Tom Debenham, MD of People Insight, looks at the relationship between damaged reputations and workforce productivity.
Loyal staff working for under-fire companies such as Google, Starbucks and Amazon are so affected by the public’s negative reaction that their pride, motivation and productivity plummets.
Reputation matters, so whether the knives are out for BP or even the BBC it can have a dramatic effect on every day members of staff.
Research conducted among 100,000 workers from a range of organisations by employee engagement company People Insight shows the real impact negativity has on their performance.
In many cases it can take between three and five years for staff to believe once again in the company it works for.
While a pan-industry average shows nearly eight out of ten (77%) employees are proud of where they work, that figure slips to 47% in a company whose reputation has taken a knock.
Although an average of 68% would recommend their company to a friend, again that figure falls in a business which is under-fire – in this case to 43%.
Tellingly, morals figure highly too. In troubled firms, less than 40% agree that the organisation is run on strong values.
We all know that reputation matters but for the first time we can work out exactly how much it matters.
Business integrity is highly correlated with engagement, and engaged employees equal productive employees. It is, therefore, highly damaging to a company when these external factors become very much internal ones.
Tom said the impact can take years to reverse.
They say that trust is like a mirror - once broken it is very difficult to repair. We say it is a two-way mirror: not only does a damaged reputation cause customers to flee, but staff themselves often become disengaged and more prone to leave.
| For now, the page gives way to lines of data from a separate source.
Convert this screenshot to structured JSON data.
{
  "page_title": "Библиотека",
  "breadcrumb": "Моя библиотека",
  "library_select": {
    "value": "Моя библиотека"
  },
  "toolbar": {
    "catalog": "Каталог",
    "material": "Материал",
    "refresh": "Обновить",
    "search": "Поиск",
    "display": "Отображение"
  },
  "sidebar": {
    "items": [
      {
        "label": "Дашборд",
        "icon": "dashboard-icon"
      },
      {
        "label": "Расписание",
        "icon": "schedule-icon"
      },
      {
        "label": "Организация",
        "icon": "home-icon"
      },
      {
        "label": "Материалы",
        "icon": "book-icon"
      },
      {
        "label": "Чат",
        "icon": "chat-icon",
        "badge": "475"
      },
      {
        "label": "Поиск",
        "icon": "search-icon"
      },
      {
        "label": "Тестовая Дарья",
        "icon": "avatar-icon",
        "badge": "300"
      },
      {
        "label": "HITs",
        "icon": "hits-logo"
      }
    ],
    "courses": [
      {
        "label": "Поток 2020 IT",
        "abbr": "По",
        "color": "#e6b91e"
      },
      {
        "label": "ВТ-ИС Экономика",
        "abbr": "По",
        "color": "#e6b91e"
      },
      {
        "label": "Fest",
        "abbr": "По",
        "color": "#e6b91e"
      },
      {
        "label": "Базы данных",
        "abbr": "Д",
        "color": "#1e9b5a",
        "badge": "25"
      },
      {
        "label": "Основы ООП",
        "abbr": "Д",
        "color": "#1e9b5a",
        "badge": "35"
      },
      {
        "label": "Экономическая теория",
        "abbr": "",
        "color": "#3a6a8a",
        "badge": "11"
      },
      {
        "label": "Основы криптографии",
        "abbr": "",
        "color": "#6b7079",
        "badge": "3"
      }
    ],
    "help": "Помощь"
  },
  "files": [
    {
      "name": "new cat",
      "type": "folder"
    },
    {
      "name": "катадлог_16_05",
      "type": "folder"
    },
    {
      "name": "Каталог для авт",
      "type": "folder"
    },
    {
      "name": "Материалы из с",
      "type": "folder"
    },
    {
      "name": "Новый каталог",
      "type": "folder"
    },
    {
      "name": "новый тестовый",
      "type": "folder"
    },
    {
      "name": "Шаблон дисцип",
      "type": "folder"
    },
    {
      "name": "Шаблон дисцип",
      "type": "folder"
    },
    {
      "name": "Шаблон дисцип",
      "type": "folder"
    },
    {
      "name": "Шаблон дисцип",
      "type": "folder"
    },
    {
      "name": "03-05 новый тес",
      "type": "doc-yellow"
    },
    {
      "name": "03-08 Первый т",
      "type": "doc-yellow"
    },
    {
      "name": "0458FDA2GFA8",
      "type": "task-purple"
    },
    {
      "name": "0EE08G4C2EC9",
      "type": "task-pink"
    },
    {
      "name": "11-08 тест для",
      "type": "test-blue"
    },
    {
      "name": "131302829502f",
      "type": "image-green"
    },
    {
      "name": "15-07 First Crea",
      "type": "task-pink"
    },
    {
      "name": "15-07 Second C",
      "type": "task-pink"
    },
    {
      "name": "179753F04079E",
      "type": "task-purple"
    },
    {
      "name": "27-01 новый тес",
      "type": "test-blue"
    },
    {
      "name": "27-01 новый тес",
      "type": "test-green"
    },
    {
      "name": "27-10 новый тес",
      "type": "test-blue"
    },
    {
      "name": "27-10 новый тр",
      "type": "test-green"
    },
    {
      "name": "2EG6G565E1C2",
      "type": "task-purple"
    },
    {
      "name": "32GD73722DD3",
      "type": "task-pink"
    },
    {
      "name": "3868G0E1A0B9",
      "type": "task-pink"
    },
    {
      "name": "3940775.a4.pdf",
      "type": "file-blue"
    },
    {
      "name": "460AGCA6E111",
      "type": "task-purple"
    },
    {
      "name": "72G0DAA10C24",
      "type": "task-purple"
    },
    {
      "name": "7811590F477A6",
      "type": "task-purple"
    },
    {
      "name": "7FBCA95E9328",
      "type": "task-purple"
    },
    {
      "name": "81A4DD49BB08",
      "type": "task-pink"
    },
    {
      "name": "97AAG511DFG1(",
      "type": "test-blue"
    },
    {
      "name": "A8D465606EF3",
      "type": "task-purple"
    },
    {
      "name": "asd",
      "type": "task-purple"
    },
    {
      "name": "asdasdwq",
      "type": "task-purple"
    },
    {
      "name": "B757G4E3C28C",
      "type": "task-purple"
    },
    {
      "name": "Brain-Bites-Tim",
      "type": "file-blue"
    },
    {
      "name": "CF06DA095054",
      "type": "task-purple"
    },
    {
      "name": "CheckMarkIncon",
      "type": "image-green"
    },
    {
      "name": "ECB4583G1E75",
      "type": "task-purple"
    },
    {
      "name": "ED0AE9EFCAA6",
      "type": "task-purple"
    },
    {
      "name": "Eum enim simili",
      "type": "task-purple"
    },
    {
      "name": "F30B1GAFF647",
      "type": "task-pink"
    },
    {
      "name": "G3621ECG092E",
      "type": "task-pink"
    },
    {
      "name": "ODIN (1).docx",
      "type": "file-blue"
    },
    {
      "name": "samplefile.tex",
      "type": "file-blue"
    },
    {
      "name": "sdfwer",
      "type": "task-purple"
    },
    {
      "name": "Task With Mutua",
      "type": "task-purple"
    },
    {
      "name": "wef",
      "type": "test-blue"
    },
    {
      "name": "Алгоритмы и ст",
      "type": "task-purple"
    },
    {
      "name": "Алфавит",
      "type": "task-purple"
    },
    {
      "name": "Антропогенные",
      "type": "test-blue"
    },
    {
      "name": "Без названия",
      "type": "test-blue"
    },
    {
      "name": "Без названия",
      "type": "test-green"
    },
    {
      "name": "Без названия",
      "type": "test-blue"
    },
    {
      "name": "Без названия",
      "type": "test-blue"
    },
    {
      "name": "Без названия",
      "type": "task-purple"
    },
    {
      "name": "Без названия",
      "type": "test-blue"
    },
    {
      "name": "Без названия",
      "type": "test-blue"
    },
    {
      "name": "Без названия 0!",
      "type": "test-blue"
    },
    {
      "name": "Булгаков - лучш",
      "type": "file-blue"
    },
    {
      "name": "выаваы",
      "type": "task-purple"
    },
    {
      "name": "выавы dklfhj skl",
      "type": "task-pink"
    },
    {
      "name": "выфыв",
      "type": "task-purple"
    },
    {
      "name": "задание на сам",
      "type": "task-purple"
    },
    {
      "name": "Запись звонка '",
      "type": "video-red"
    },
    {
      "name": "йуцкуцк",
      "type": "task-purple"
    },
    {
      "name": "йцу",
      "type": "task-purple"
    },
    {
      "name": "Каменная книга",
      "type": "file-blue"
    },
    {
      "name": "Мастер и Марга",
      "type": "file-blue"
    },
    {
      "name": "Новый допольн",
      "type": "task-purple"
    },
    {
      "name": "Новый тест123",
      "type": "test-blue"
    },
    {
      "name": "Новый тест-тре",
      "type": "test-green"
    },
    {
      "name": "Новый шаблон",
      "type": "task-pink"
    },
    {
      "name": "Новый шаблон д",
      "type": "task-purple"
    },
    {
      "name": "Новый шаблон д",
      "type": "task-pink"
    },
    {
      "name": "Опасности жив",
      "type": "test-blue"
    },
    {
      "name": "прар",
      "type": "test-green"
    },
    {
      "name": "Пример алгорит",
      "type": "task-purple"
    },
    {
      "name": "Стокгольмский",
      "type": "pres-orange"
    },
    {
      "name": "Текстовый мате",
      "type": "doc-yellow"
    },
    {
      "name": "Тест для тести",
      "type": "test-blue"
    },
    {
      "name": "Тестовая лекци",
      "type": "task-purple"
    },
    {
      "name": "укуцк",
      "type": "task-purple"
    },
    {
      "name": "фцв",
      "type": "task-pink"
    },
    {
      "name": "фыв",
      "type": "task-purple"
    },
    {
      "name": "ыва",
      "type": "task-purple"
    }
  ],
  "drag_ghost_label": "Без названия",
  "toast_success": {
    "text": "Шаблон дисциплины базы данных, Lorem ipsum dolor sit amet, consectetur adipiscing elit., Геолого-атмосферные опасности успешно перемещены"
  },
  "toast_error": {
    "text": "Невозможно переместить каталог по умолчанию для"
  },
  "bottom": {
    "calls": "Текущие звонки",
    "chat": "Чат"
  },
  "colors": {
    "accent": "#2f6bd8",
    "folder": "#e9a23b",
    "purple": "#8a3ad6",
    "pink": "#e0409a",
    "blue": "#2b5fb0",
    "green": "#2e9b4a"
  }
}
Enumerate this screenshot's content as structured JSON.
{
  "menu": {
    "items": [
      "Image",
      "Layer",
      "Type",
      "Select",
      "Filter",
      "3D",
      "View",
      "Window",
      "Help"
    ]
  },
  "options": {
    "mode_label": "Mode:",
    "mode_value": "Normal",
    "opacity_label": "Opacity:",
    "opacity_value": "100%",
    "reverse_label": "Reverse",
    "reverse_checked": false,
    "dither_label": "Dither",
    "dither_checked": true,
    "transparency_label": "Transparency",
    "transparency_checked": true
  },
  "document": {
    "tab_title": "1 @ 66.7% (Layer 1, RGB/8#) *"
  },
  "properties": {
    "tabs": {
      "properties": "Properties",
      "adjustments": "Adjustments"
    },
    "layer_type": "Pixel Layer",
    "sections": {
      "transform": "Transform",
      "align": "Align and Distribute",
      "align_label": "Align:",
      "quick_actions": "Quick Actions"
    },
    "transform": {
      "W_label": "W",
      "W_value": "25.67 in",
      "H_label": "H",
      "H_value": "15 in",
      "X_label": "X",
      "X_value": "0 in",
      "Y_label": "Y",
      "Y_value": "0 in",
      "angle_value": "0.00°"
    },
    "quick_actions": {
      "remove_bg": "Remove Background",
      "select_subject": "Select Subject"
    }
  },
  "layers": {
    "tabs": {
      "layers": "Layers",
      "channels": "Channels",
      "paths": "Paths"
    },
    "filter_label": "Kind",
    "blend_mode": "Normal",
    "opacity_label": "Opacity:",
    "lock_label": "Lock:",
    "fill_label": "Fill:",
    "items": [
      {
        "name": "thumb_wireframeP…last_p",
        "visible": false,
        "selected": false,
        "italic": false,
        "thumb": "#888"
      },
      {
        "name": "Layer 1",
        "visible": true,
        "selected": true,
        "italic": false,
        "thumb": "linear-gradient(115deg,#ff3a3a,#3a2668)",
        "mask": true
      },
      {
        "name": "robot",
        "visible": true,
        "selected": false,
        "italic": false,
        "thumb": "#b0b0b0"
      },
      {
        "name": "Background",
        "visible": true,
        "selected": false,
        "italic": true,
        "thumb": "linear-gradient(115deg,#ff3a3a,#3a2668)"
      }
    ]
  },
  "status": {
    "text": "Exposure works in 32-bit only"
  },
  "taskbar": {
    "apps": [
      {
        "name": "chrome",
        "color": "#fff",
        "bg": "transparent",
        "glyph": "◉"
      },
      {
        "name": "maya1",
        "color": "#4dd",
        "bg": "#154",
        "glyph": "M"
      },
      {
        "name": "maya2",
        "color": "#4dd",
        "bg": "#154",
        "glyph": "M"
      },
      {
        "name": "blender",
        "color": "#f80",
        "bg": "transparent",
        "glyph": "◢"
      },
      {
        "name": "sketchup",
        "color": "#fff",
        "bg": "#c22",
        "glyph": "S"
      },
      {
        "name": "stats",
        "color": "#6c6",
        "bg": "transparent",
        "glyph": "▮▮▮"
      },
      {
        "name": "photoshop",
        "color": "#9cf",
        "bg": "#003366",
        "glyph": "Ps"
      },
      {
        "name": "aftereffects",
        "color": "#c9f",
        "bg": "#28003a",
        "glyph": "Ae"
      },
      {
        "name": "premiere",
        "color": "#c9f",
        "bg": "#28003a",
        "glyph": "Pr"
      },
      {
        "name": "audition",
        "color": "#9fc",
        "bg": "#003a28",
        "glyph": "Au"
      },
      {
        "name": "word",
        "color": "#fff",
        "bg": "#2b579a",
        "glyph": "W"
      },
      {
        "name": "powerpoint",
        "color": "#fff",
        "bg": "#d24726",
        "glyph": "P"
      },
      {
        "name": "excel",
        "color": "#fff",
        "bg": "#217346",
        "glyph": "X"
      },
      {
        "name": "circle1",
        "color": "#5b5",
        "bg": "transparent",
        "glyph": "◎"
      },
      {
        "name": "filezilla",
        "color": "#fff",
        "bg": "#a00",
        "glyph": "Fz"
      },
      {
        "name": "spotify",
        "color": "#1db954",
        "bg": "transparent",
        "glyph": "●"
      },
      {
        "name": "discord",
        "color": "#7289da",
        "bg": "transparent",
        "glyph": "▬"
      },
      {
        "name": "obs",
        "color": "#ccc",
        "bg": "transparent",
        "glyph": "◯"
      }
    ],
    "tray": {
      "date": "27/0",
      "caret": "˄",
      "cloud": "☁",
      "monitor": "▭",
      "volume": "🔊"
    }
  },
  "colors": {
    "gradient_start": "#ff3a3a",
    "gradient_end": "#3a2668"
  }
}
Whilst it can only take a moment for trust to shatter, repairs to reputation and staff engagement take much longer – our data suggests 3-5 years is typical.